> [Aim of the exercise]
Without changing a word, repeat the data, and include no pictures.

> [Data provided]

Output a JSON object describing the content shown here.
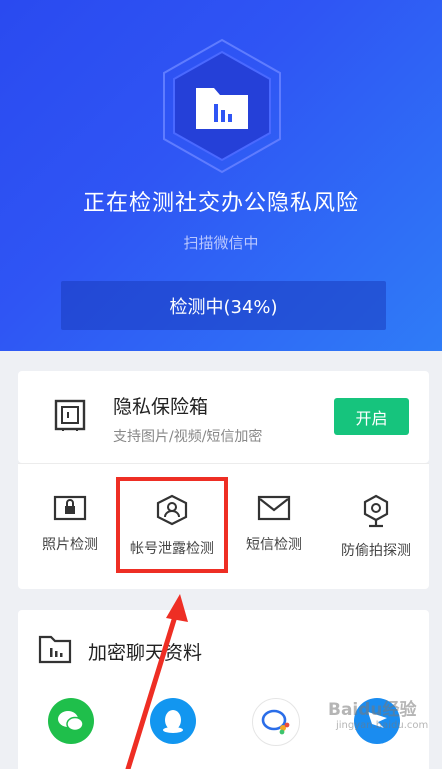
{
  "hero": {
    "title": "正在检测社交办公隐私风险",
    "subtitle": "扫描微信中",
    "progress_label": "检测中(34%)",
    "progress_value": 0.34
  },
  "vault": {
    "icon": "safe-icon",
    "title": "隐私保险箱",
    "subtitle": "支持图片/视频/短信加密",
    "button_label": "开启"
  },
  "tools": [
    {
      "label": "照片检测",
      "icon": "photo-lock-icon"
    },
    {
      "label": "帐号泄露检测",
      "icon": "account-shield-icon"
    },
    {
      "label": "短信检测",
      "icon": "envelope-icon"
    },
    {
      "label": "防偷拍探测",
      "icon": "camera-icon"
    }
  ],
  "chat_section": {
    "title": "加密聊天资料",
    "icon": "folder-chart-icon",
    "apps": [
      "wechat-icon",
      "qq-icon",
      "wecom-icon",
      "dingtalk-icon"
    ]
  },
  "watermark": {
    "text": "Baidu经验",
    "url": "jingyan.baidu.com"
  },
  "colors": {
    "hero_start": "#2a4af0",
    "hero_end": "#2f7cf7",
    "accent_green": "#16c47d",
    "highlight_red": "#ee2e24"
  }
}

> [Answer for this exercise]
Output a JSON object describing the content shown here.
{
  "hero": {
    "title": "正在检测社交办公隐私风险",
    "subtitle": "扫描微信中",
    "progress_label": "检测中(34%)",
    "progress_value": 0.34
  },
  "vault": {
    "icon": "safe-icon",
    "title": "隐私保险箱",
    "subtitle": "支持图片/视频/短信加密",
    "button_label": "开启"
  },
  "tools": [
    {
      "label": "照片检测",
      "icon": "photo-lock-icon"
    },
    {
      "label": "帐号泄露检测",
      "icon": "account-shield-icon"
    },
    {
      "label": "短信检测",
      "icon": "envelope-icon"
    },
    {
      "label": "防偷拍探测",
      "icon": "camera-icon"
    }
  ],
  "chat_section": {
    "title": "加密聊天资料",
    "icon": "folder-chart-icon",
    "apps": [
      "wechat-icon",
      "qq-icon",
      "wecom-icon",
      "dingtalk-icon"
    ]
  },
  "watermark": {
    "text": "Baidu经验",
    "url": "jingyan.baidu.com"
  },
  "colors": {
    "hero_start": "#2a4af0",
    "hero_end": "#2f7cf7",
    "accent_green": "#16c47d",
    "highlight_red": "#ee2e24"
  }
}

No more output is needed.